The Spark

“The emancipation of the working class will only be achieved by the working class itself.” — Karl Marx

U.S. Torture at Abu Ghraib:
Part of wider war against Iraqi people

May 17, 2004

According to the International Red Cross report on the U.S. prison system, U.S. military officers informed them last winter that among the tens of thousands of Iraqis held in the now infamous Abu Ghraib prison as well as the 13 other U.S.-run prison camps that the Red Cross inspected, 90% were completely innocent. Obviously, that never stopped the U.S. military from continuing to arrest, detain and torture countless Iraqis, hundreds of thousands of them.

The torture at Abu Ghraib is not some accident, mistake or simply limited to a few people like Donald Rumsfeld and his gang at the Pentagon say, echoed by the U.S. news media and the rest of the politicians. No, it is simply part of the U.S. war and occupation against an entire people who are opposing the attempt of the U.S. to dominate their country.

From the beginning of the war, the U.S. military machine targeted the people of Iraq. In the first weeks of the war, the U.S. aimed bombs, rockets and missiles at Iraqi cities. The U.S. military and the media might have pretended these were surgical strikes that largely spared the Iraqi people. But the reality is that in those first weeks of the war, the U.S. killed 10,000 Iraqis, most of whom were ordinary people, men, women and children. Even the fact that the U.S. government advertised this campaign with the name "Shock and Awe" reveals that their real aim was to terrorize the population.

In the months that followed, as the opposition to the U.S. occupation became an active guerrilla insurgency to push the U.S. out, the U.S. began a series of military offensives. In these offensives, the U.S. military was never fighting a standing army on some battlefield. No, after an insurgent attack, the Iraqi resistance melted away into the population from which it came. So the U.S. began to target the population in the small towns and big cities. The aim, of course, was to break the will of the Iraqi people. In fact, all this did was inflame opposition to the U.S. even more.

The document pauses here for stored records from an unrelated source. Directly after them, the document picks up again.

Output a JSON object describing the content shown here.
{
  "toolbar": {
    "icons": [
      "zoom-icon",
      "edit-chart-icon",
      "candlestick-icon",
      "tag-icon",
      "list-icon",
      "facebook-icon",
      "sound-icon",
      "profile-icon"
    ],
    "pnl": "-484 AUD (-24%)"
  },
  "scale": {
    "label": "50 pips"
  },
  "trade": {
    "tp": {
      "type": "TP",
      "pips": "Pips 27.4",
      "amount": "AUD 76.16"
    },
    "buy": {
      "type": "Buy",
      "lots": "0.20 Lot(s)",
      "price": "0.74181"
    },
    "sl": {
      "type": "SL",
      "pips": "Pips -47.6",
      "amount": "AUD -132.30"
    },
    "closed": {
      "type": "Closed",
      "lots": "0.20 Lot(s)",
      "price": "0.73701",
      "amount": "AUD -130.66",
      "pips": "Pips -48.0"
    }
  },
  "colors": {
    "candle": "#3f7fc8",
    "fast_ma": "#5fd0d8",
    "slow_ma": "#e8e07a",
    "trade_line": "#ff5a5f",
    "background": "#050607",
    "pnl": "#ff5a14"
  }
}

The U.S. escalated its war, once again bombing several cities in March and April. In Falluja, one of the centers of Iraqi resistance to the U.S., U.S. bombs, missiles and shells killed several hundred men, women and children. The pictures of stacks of bodies were carried in major newspapers and television channels around the world – but not very often in this country.

The U.S. prison camps filled with ordinary Iraqis, including children and elderly people. The systematic torture, rape and humiliation of so many of them was just a part of the broader U.S. war.

Many of the critics of the war point a finger at the Bush administration, saying that it is responsible for the horrendous atrocities in Iraq. Certainly, the Bush administration does bear a heavy responsibility. But the U.S. atrocities in Iraq are hardly unique.

We should not forget how U.S. bombings and massacres during the Viet Nam war killed over two million Vietnamese. Nor should we forget the My Lai massacre, during which U.S. troops killed 600 women, children and elderly people in just one afternoon, as well as all the other massacres. Nor can we forget how the U.S. kept captured Vietnamese and held them under torturous conditions in what were called tiger cages, or how U.S. troops deliberately pushed Vietnamese out of helicopters, as part of their so-called interrogation?

In Latin and Central America the U.S. has carried out dozens of wars, either with its own so-called "advisers," or with troops trained, armed and paid for by the U.S. The School of the Americas, run by the U.S. military at Fort Bragg, North Carolina, gives regular courses in different forms of torture for military officers from all over Latin America.

No, the torture of prisoners in Abu Ghraib and the war in Iraq is just the continuation of a long-term policy toward the rest of the world. The logic of these atrocities can be summed up by U.S. Lieutenant Colonel Nathan Sassman, who told the New York Times in December 2003, "With a heavy dose of fear and violence... I think we can convince these people that we are here to help them." It is a familiar refrain from the U.S. military when occupying foreign countries. Who can forget during the Viet Nam war, the U.S. military officer who said that a town had to be destroyed in order to save it.